Why are more seniors retiring with mortgage debt?
22 July 2016
In a worrying nationwide-trend, more and more Australians are entering retirement with mortgage debt. According to a new research by ING Direct, there has been a 28% increase in Australians 65 years old and above who still hold a mortgage debt over the past three years.Out of these, 26 per cent hold an investor loan, while 74 per cent are owner-occupiers. Based on the research, the average debt these retirees hold is $158,000.
This change represents a major cultural and financial shift amongst seniors, which has the capacity to materially affect the quality of retirement for generations of Australians.
In isolation this is an alarming development, however it needs to be taken in context of overall financial position. Over the last two decades, house prices have increased significantly, meaning that while indebtedness has increased, so too has seniors overall equity. Take a relatively common example. In 2000, someone might have retired in Sydney or Melbourne with a house worth $400,000. Assuming a 5% p.a. increase in property values, this same property is now worth almost $900,000. Even if they do have a modest mortgage, their equity, and therefore their options in retirement, most probably have increased significantly.
The big question is: how did we get here?
Until quite recently it was the norm for the vast majority of people to enter retirement safe in the knowledge that the home loan was paid off long ago. Not anymore. This appears to have changed over the last decade or so, and although the reasons for this shift are complex and inter-related, if I was to speculate I’d nominate the following key drivers:
1. Higher property prices

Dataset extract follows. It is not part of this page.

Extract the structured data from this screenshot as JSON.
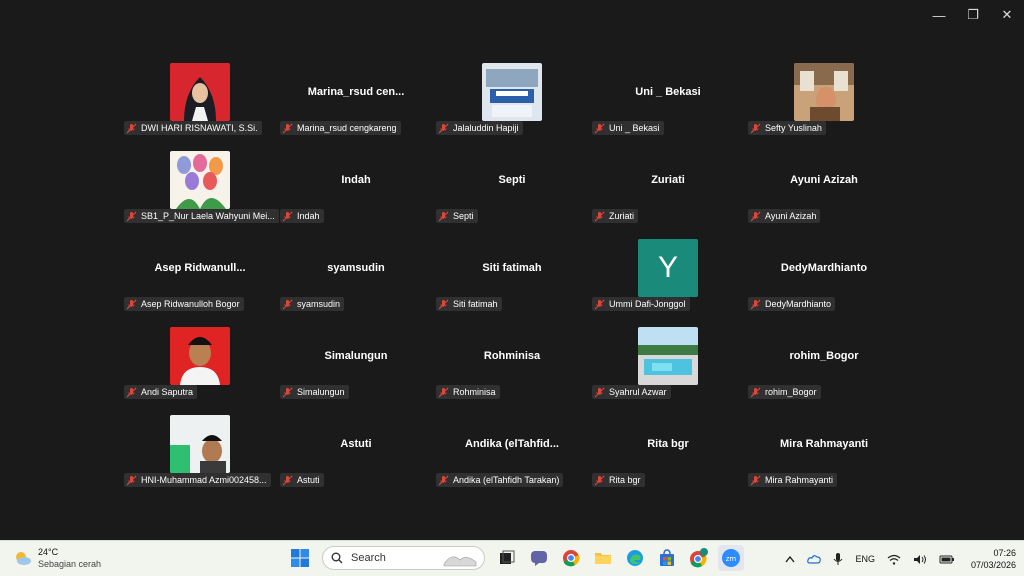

Higher property prices are often forcing people to borrow more and take longer to repay debt. While lower interest rates have softened this blow (and to a certain extent enabled the additional borrowing), it is not always possible to retire debt free.
2. People buying their first property later in life.
As the ING report noted, many people are now buying their first home much later in life. Clearly if you start with a mortgage in your 40’s or 50’s, it’s more likely you’ll still have some residual debt when you eventually do retire.
3. A more turbulent jobs market.
Since the GFC, the labour market has become more fragmented. As has been well documented elsewhere, many full time jobs have been lost to the rise of casual and part-time employment, and my feeling is this is impacting heavily on the earning capacity of pre-retirees. Quite simply, the prospect of steady full-time income right up until the day of retirement is now less common, which affects the ability of many to pay down their mortgage.
4. Baby boomers are more comfortable with debt.
As a Reverse Mortgage lender who’s been operating in the senior’s demographic since 2004, it’s clear to us that the ‘baby boomer’ generation of today is much more comfortable with debt than the previous ‘war generation’.
For those seniors who do find themselves with a residual mortgage debt when approaching retirement, solutions are available. A Reverse Mortgage can ease this financial burden in many cases. By refinancing the existing debt to a Reverse Mortgage it’s often possible to use the equity to pay off a home loan so that monthly repayments are no longer required. Borrowers can still make ‘voluntary’ repayments if they wish, but the regular cash-flow stress of having to service a home loan on a pension or limited income is obviated.
At Heartland, we believe that existing home loan debt should not impede on your ability to enjoy a quality retirement. After years of hard work, retirees deserve to be relieved of financial worries and have peace of mind. Although the trend towards seniors retiring with home loan debt is likely to continue for the foreseeable future, it may at least provide some comfort to know that solutions are available if you find yourself in this predicament.
Heartland Seniors Finance is here to help you anytime. For questions, please call us at 1300 889 338.
Information provided is accurate as at 22 July 2016 and may change from time to time